These are just some of the people leaving the British political scene after Thursday night's electoral bloodbath. There are plenty of other smaller names (Vince Cable of the Liberal Democrats and Ed Balls of the Labor Party, for example) that many Britons will be shocked to see go.
3. Scotland's new political order is cemented.
The Scottish National Party, a party that promotes independence, is on track to win almost every single parliamentary seat allocated for Scotland. After winning only six seats in 2010, and losing its referendum campaign for an independent Scotland in 2014, the SNP is now quite clearly the dominant force in Scottish politics with more than 50 seats.
While the SNP has denied it will seek a new independence referendum any time soon, and it will not form any part of a British government (a possibility had Labor won the most seats), it's hard to imagine that this won't have repercussions. Even if the SNP does not actively seek independence any time soon, its complete domination of Scotland and its left-wing policies will cause a crisis of legitimacy for the Conservatives, who will likely have just one Scottish MP yet will govern Scotland.
It's also a major loss for Labor, which had long considered Scotland one of its most stable sources of support. Its losses in Scotland were humiliating. Jim Murphy, the leader of the Labor Party in Scotland, lost his seat to the SNP, and the former seat of Gordon Brown, Labor's ex-prime minister who had chosen to retire, was also lost.
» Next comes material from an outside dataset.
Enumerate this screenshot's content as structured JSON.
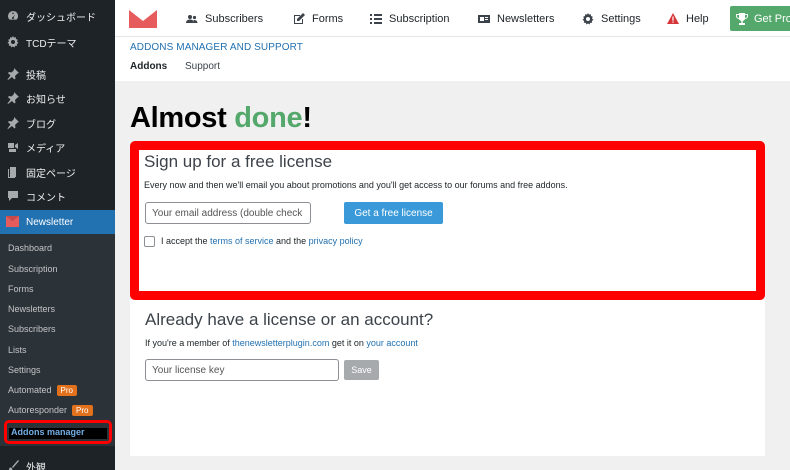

Douglas Alexander, Labor’s shadow foreign secretary and campaign chief, lost his seat to a 20-year-old student. (That student, Mhairi Black, is now the youngest British MP since 1667.)
The SNP's rise and the Conservatives' win in spite of it certainly seems to add more weight to the idea that Britain cannot remain united forever.
4. Britain may leave the European Union.
In 2013, Cameron pledged to hold a referendum on Britain's membership in the European Union. He later clarified that it would be held before 2017.
There's not too much evidence that Cameron or the rest of the Conservative Party elite actually wants Britain to leave the European Union. And he may still try to avoid a vote. But the Conservative Party's Euroskeptic fringe and UKIP voters will likely try to force him to keep his word. There will likely be considerable support from voters for a referendum – UKIP may have struggled to win many seats in the 2015 election, but early suggestions are that it won over 12 percent of the total vote.
How would Britons vote if a referendum is held? It's hard to say – polls seem to suggest that most would vote to stay in the European Union. However, a lot could change after campaigning, and the 2015 election itself should serve as a reminder that polls can be misleading. If Britain does leave the European Union, the repercussions could be dramatic -- both for Britain and the European Union itself.